“For most of our users, folks turn to their Roku as the first stop when they sit down on the couch, [and] if they can’t find what they’re after on Roku, then they’ll go to their pay-TV box,” said Shannon in the below on-site interview. “We have thousands of channels on Roku, I mean the selection is awesome.”
Shannon shares these thoughts and others, including the evolving role of the STB and how broadband providers are increasingly turning to Roku for a TV type offer.
One thought on “Roku: All TV Content Will be Streamed via Broadband”
Will this turn the tables on content providers – for example will they now need to contribute or pay directly to ISPs? Or, will the content providers begin charging ISP's to deliver content (a model similar to the current pay TV model)? Will ISP's begin charging (or will content providers begin contributing) content providers to assist in the continual upgrade of facilities capable of delivering content?
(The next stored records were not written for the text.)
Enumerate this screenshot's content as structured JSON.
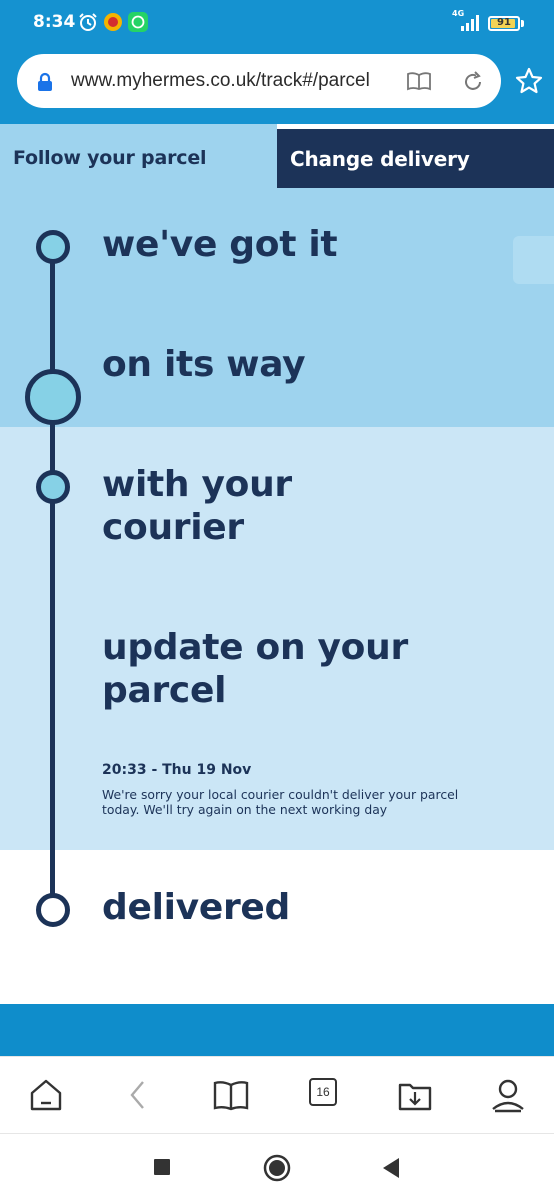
{
  "status_bar": {
    "time": "8:34",
    "network": "4G",
    "battery": "91",
    "battery_level": 0.91
  },
  "browser": {
    "url": "www.myhermes.co.uk/track#/parcel",
    "icons": [
      "lock-icon",
      "reader-mode-icon",
      "reload-icon",
      "bookmark-star-icon"
    ]
  },
  "page": {
    "tabs": {
      "follow": "Follow your parcel",
      "change": "Change delivery"
    },
    "stages": {
      "got_it": "we've got it",
      "on_way": "on its way",
      "courier_1": "with your",
      "courier_2": "courier",
      "update_1": "update on your",
      "update_2": "parcel",
      "delivered": "delivered"
    },
    "update": {
      "time": "20:33 - Thu 19 Nov",
      "message": "We're sorry your local courier couldn't deliver your parcel today. We'll try again on the next working day"
    },
    "colors": {
      "navy": "#1c3358",
      "sky": "#9ed3ee",
      "pale": "#cbe6f6",
      "brand_blue": "#0f8dcb"
    }
  },
  "toolbar": {
    "tab_count": "16",
    "icons": [
      "home-icon",
      "back-icon",
      "bookmarks-icon",
      "tabs-icon",
      "downloads-icon",
      "profile-icon"
    ]
  },
  "system_nav": {
    "icons": [
      "recents-icon",
      "home-icon",
      "back-icon"
    ]
  }
}
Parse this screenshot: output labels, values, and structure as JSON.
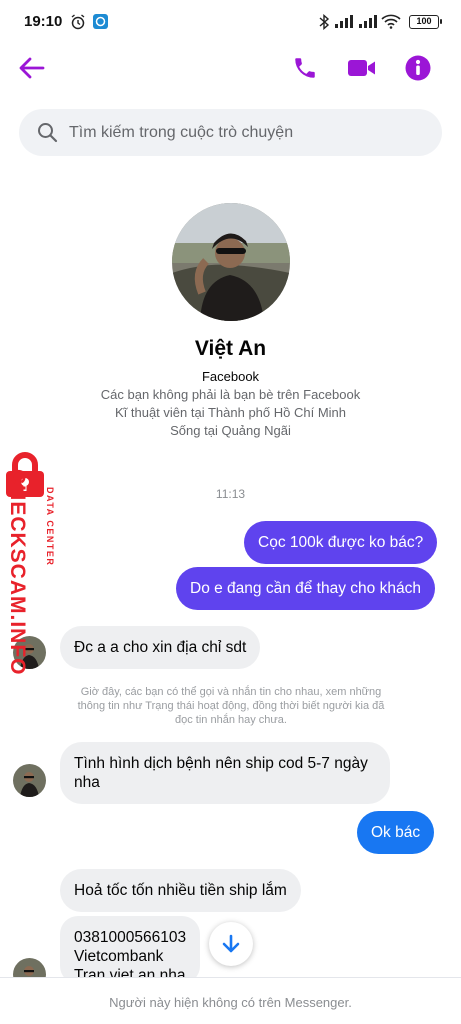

The driver for real time content – pay TV model – is live sports. Will every sporting event become a pay per event, MLB.com model, or something else? The blackout provision of the professional sports will need to change to accommodate this model.
I think it is easy to say that content will be delivered via the internet, but how does the economic model change to accommodate the distribution of content. How do you reach the many households that don't have internet access or are under-served?
I would be interested in some comments regarding the economics of such a change.